Part III: The Next Step
In this image made from amateur video released by the Shaam News Network and accessed Wednesday, May 9, 2012, purports to show Syrian government troops in Damascus, Syria. A roadside bomb struck a Syrian military truck Wednesday, wounding six soldiers just seconds after a convoy carrying the head of the U.N. observer mission passed by. (AP Photo/Shaam News Network via AP video) TV OUT, THE ASSOCIATED PRESS CANNOT INDEPENDENTLY VERIFY THE CONTENT, DATE, LOCATION OR AUTHENTICITY OF THIS MATERIAL / Anonymous
60 Minutes II didn't know at the time, but when Correspondent Scott Pelley spoke with the president near the first anniversary of 9/11, the war with Iraq was just seven months away.

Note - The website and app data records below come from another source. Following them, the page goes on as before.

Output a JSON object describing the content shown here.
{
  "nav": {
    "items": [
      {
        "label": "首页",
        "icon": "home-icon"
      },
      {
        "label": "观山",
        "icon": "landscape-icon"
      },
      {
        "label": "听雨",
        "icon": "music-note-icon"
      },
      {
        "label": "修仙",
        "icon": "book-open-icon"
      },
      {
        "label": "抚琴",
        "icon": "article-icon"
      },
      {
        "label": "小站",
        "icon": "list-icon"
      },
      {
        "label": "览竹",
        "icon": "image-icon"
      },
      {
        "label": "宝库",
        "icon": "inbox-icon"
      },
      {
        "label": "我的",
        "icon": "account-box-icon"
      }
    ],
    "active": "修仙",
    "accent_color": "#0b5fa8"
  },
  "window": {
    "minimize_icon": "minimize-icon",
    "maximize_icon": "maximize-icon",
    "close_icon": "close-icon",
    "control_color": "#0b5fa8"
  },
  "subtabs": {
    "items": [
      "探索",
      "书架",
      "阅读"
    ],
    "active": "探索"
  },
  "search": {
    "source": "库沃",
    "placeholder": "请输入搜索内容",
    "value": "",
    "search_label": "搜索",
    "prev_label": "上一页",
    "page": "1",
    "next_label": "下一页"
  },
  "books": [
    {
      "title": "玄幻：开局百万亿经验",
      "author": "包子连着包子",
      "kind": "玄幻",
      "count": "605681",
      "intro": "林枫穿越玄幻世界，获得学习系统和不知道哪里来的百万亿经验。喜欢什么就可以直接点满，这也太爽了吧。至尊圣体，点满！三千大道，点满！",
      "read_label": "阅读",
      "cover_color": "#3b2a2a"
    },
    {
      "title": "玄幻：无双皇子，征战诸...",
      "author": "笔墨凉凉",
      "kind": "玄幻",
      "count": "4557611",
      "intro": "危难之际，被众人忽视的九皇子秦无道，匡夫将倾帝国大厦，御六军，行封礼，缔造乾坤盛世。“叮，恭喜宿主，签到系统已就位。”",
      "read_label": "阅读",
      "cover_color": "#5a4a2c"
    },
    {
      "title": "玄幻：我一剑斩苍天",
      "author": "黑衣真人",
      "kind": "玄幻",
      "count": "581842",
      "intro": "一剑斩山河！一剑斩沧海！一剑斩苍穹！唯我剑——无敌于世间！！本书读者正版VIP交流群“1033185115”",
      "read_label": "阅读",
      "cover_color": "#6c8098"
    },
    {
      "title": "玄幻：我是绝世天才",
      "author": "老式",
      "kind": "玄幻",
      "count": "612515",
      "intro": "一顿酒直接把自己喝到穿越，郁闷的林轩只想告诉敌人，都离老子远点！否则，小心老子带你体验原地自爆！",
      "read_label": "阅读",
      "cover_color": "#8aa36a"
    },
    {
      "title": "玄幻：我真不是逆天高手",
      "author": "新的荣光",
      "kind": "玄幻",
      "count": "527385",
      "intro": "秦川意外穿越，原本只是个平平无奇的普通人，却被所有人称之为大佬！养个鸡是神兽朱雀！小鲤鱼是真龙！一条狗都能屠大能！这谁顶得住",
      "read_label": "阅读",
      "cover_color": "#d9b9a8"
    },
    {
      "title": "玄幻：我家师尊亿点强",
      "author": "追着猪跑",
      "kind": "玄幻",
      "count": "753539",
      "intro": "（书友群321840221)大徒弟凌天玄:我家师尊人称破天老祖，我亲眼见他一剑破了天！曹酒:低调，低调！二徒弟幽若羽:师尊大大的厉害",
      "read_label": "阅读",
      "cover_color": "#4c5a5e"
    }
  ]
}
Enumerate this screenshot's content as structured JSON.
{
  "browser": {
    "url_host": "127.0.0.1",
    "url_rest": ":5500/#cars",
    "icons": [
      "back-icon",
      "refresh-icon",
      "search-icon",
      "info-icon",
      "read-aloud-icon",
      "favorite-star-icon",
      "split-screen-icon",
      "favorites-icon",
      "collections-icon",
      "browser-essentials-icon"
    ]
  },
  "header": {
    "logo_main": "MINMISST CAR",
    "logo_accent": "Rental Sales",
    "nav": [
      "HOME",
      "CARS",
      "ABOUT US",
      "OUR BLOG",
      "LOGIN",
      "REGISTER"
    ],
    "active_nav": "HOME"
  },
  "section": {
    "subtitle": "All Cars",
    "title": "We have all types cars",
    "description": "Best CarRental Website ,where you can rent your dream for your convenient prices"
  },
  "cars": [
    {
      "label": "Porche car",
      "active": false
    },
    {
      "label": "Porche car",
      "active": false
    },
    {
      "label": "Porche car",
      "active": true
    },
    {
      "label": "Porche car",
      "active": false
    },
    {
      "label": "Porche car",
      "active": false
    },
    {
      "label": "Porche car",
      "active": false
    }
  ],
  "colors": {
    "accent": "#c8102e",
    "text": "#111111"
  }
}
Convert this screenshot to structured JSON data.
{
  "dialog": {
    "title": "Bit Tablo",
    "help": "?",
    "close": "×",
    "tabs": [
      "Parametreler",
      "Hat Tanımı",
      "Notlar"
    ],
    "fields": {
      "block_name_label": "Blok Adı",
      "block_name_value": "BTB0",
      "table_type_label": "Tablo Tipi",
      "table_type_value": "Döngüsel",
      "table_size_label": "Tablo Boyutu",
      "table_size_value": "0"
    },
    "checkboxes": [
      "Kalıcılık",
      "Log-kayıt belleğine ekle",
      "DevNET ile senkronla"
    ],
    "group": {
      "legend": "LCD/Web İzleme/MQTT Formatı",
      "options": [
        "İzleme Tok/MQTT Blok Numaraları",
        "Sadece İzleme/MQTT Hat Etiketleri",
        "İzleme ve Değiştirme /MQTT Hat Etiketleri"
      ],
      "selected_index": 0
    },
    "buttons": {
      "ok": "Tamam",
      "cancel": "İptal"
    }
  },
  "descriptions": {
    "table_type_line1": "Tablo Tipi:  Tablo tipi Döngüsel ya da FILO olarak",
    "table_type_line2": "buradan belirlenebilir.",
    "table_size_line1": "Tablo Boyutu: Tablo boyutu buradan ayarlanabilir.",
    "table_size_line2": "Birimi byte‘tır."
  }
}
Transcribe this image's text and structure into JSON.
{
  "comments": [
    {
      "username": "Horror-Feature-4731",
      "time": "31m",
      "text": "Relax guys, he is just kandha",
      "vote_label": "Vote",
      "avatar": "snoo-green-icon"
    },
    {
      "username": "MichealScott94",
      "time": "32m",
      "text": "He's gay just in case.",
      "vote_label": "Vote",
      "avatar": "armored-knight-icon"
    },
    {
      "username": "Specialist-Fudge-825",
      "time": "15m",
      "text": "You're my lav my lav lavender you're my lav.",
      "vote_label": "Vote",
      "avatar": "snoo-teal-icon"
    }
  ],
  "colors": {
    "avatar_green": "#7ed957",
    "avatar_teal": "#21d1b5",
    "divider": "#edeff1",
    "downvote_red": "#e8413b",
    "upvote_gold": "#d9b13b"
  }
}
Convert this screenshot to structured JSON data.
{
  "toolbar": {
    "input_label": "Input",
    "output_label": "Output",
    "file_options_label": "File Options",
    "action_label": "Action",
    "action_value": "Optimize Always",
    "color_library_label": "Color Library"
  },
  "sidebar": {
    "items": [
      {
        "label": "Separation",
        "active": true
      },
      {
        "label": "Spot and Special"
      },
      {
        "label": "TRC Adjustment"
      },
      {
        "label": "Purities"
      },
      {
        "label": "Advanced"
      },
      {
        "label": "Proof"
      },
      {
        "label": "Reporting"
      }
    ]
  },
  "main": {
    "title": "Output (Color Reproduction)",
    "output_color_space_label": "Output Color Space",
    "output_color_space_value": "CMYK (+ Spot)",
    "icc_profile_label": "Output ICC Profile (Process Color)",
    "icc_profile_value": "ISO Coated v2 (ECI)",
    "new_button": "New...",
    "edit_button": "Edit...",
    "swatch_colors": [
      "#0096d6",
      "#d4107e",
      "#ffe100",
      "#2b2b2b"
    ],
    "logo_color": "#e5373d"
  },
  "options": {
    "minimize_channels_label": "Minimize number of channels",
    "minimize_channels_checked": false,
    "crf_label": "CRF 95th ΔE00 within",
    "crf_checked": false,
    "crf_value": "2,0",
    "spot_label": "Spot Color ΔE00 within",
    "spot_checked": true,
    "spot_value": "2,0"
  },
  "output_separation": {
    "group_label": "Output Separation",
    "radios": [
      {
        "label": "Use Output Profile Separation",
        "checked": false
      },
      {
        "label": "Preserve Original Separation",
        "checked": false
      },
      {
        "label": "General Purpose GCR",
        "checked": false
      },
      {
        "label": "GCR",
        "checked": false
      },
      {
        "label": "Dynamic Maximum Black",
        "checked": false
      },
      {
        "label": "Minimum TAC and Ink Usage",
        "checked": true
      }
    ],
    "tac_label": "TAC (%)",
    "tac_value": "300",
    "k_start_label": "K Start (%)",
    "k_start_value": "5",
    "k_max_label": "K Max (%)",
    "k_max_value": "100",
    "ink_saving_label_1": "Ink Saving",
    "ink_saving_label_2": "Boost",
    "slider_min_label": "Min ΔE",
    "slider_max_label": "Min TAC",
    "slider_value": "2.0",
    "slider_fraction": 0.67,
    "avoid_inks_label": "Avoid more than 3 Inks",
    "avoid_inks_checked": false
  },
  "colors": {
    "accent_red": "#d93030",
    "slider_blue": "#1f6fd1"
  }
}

President Bush told us then that he wanted Americans to stay focused on the terrorists of al Qaeda as he did every day. In fact, it is a battle he reminds himself of every day in the Oval Office, literally keeping score, one terrorist at a time.
In his desk, the president says, “I have a classified document that might have some pictures on there, just to keep reminding me about who’s out there, where they might be.”
And as the terrorists are captures or killed? “I might make a little check there, yeah,” Mr. Bush admits.
Since then, he's checked off some of al Qaeda's top tier with the arrests of Khalid Shaikh Mohammed, accused of planning the attack on America; Ramzi Bin Al Shibh, allegedly a 9/11 plotter; and a man known as "Hambali," al Qaeda's top man in Asia.
But still at large are Osama bin Laden and Ayman Zawahiri, al Qaeda's No. 2 in charge. They are the men who changed the president's world view.
Now, Mr. Bush occupies Iraq with 148,000 troops and is fighting in Afghanistan with 10,000 more.
Saddam is no longer in power, but he hasn't been captured, and there's no sign of the weapons of mass destruction that the president said were a threat worthy of war.
Mr. Bush came to the White House intending to pull American troops back from entanglements overseas. He's become a president who's defined by the wars he's waged.
His job approval rating, in a CBS News Poll was 90 percent when troops rolled into Afghanistan. Today's it's 55 percent - almost exactly the same as it was in the beginning, before the attack on America.